**DATA RECORDS:**

= = = = =

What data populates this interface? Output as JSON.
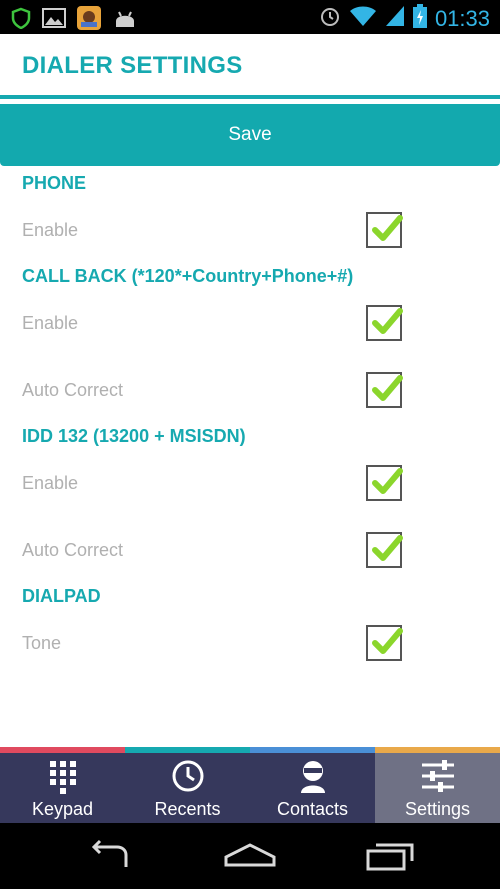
{
  "status_bar": {
    "time": "01:33"
  },
  "header": {
    "title": "DIALER SETTINGS"
  },
  "save_button": {
    "label": "Save"
  },
  "sections": [
    {
      "title": "PHONE",
      "rows": [
        {
          "label": "Enable",
          "checked": true
        }
      ]
    },
    {
      "title": "CALL BACK (*120*+Country+Phone+#)",
      "rows": [
        {
          "label": "Enable",
          "checked": true
        },
        {
          "label": "Auto Correct",
          "checked": true
        }
      ]
    },
    {
      "title": "IDD 132 (13200 + MSISDN)",
      "rows": [
        {
          "label": "Enable",
          "checked": true
        },
        {
          "label": "Auto Correct",
          "checked": true
        }
      ]
    },
    {
      "title": "DIALPAD",
      "rows": [
        {
          "label": "Tone",
          "checked": true
        }
      ]
    }
  ],
  "bottom_nav": [
    {
      "label": "Keypad",
      "icon": "keypad-icon"
    },
    {
      "label": "Recents",
      "icon": "clock-icon"
    },
    {
      "label": "Contacts",
      "icon": "contact-icon"
    },
    {
      "label": "Settings",
      "icon": "sliders-icon",
      "active": true
    }
  ],
  "colors": {
    "accent": "#16a9b0",
    "nav_bg": "#36385c",
    "nav_active": "#6f7185",
    "label_gray": "#b0b0b0"
  }
}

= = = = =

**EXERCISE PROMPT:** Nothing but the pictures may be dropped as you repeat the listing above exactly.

**THE COMPLETED TASK:**
What data populates this interface? Output as JSON.
{
  "status_bar": {
    "time": "01:33"
  },
  "header": {
    "title": "DIALER SETTINGS"
  },
  "save_button": {
    "label": "Save"
  },
  "sections": [
    {
      "title": "PHONE",
      "rows": [
        {
          "label": "Enable",
          "checked": true
        }
      ]
    },
    {
      "title": "CALL BACK (*120*+Country+Phone+#)",
      "rows": [
        {
          "label": "Enable",
          "checked": true
        },
        {
          "label": "Auto Correct",
          "checked": true
        }
      ]
    },
    {
      "title": "IDD 132 (13200 + MSISDN)",
      "rows": [
        {
          "label": "Enable",
          "checked": true
        },
        {
          "label": "Auto Correct",
          "checked": true
        }
      ]
    },
    {
      "title": "DIALPAD",
      "rows": [
        {
          "label": "Tone",
          "checked": true
        }
      ]
    }
  ],
  "bottom_nav": [
    {
      "label": "Keypad",
      "icon": "keypad-icon"
    },
    {
      "label": "Recents",
      "icon": "clock-icon"
    },
    {
      "label": "Contacts",
      "icon": "contact-icon"
    },
    {
      "label": "Settings",
      "icon": "sliders-icon",
      "active": true
    }
  ],
  "colors": {
    "accent": "#16a9b0",
    "nav_bg": "#36385c",
    "nav_active": "#6f7185",
    "label_gray": "#b0b0b0"
  }
}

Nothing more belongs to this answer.